I am the last speaker of the conference, wrapping up with three things every leader needs to know about God: God is always present (event when I feel alone), God is always at work (it’s not all up to me, so I can rest), and God is always making things new (in the people I serve and even my own heart).

The teaching has been in the form of hour long seminars, ranging from themes of friendship, healing prayer, intimacy with God, how to choose a mate, and healing prayer. Amy and I did two seminars.

"Growing your marriage" was full with about 30 people--not all of them were there with their spouses. We emphasized time alone with your spouse to grow in your intimacy--taking a Sabbath to invest in your marriage and family.

One woman told Amy she was considering quitting her job with Compassion because she's apart from her husband for two months at a time because he's starting a new business elsewhere. She was thinking divorce was the only option, but now she believes God is asking her to sacrifice her work for her marriage.

Another woman told Amy she was inspired to love her husband differently, and appreciated the Amy loved me and what I we do to make time for our marriage. We had dinner with a couple who struggles with time: he’s in the field away from home six days a week. He loves his work, but he comes home exhausted. His wife and 13 year old daughter need his attention, but he’s been talking and traveling all week long.

We also gave a workshop called Serving with Purpose and Passion, helping them to see their identity as loved children of God, their calling by God to serve, and their spiritual gifts, heartfelt passion, abilities, personality and experience (SHAPE) helps them to understand God’s unique design of their lives.  

We broke them into pairs to share with each other each aspect of their SHAPE, then we asked them to share their Heartfelt Passion one at a time for the whole group. It was inspiring to hear them share aloud their heartfelt passion to change the world:  release children from poverty, the unity of the church, helping youth have dreams, children coming to know Christ, the Philippines reached for Christ, and as each person I had chills. God has placed in each of their hearts a piece of his own heart for a broken world, and they have committed their lives to making it happen.

After the evening session last night there was an opportunity for prayer and the team made ourselves available. Amy and I had the privilege of praying as a couple with others. 
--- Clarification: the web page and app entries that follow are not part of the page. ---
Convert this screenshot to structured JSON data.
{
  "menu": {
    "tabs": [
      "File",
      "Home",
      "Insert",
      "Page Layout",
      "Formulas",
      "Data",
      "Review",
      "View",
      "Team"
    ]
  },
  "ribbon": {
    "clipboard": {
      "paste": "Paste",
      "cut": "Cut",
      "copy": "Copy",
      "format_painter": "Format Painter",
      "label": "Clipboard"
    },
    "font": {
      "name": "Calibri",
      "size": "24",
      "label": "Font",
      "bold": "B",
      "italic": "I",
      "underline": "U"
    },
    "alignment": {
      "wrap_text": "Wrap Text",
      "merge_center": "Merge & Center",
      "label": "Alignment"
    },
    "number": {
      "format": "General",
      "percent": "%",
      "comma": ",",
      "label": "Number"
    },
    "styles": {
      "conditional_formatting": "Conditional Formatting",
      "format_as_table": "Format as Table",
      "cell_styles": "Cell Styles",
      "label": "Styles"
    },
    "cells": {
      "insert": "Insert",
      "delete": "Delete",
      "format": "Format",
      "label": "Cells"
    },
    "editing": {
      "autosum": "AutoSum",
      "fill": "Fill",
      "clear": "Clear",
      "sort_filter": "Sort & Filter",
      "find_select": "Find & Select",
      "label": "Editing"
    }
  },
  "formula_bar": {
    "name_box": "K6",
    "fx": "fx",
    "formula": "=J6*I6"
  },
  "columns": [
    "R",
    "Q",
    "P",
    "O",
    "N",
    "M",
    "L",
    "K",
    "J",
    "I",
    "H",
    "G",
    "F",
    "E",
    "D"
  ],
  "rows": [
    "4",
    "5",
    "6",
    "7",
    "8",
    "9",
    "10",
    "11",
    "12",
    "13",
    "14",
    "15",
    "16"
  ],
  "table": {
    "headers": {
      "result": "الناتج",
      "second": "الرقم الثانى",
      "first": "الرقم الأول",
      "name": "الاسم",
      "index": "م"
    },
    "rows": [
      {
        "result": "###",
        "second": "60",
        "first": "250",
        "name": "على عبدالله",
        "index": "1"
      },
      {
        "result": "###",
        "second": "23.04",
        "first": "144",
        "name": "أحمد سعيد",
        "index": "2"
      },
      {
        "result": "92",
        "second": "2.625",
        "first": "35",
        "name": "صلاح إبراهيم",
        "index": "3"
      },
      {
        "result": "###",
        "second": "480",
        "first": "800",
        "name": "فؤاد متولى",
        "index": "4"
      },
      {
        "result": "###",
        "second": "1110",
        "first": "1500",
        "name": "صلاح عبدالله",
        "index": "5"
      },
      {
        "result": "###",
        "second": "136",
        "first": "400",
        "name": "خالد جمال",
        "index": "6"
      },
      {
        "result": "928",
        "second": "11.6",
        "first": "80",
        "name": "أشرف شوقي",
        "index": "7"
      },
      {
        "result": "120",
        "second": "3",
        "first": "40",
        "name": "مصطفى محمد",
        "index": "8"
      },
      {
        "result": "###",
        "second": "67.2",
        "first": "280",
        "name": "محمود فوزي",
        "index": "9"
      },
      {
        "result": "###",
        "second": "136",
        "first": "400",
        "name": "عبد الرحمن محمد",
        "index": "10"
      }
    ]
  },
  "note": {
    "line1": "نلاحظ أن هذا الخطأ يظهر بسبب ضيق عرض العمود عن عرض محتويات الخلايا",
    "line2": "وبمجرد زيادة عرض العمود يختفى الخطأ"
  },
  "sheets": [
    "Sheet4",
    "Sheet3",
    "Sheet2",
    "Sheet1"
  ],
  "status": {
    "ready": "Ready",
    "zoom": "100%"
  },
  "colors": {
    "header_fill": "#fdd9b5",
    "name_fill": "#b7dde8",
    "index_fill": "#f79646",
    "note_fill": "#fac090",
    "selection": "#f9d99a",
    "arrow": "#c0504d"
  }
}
Last night was Valentine’s Day and a couple asked us to pray for them. They were married in November and pregnant with a honeymoon baby. They wanted us to pray for them because "we want to be just like you--get old together and really love each other." We prayed for the safety of their baby and their new family together. What an honor and humbling privilege.

We prayed with a woman who grew up a sponsored child, worked at her church project for and now is in the field overseeing 12 churches. She was on the ground on the first day of the typhoon last November and saw all the devastation. 

It's exhausting, stressful to be out in remote churches, sometimes in dangerous areas, dealing with applications, money, pastors, grieving congregations and families being served. She described back pain because she carries a backpack everywhere she goes and sits for 6 hours straight traveling to another church. Compassion has helped remove all the debris and how they are in the reconstruction phase. I prayed the Lord would lighten her load of her backpack filled with fear, anxiety and fatigue. She loves children, she wants to give back. This is hard work.

Yesterday was a full day. We are building relationships, hearing stories, encouraging hearts, praying together for God’s strength in their lives.  As I share with them this morning, I pray we would all believe this simple affirmation about God:

God is always present.
God is always at work.
God is always making things new.

For information on making a difference through sponsorship: http://www.compassion.com/solanapres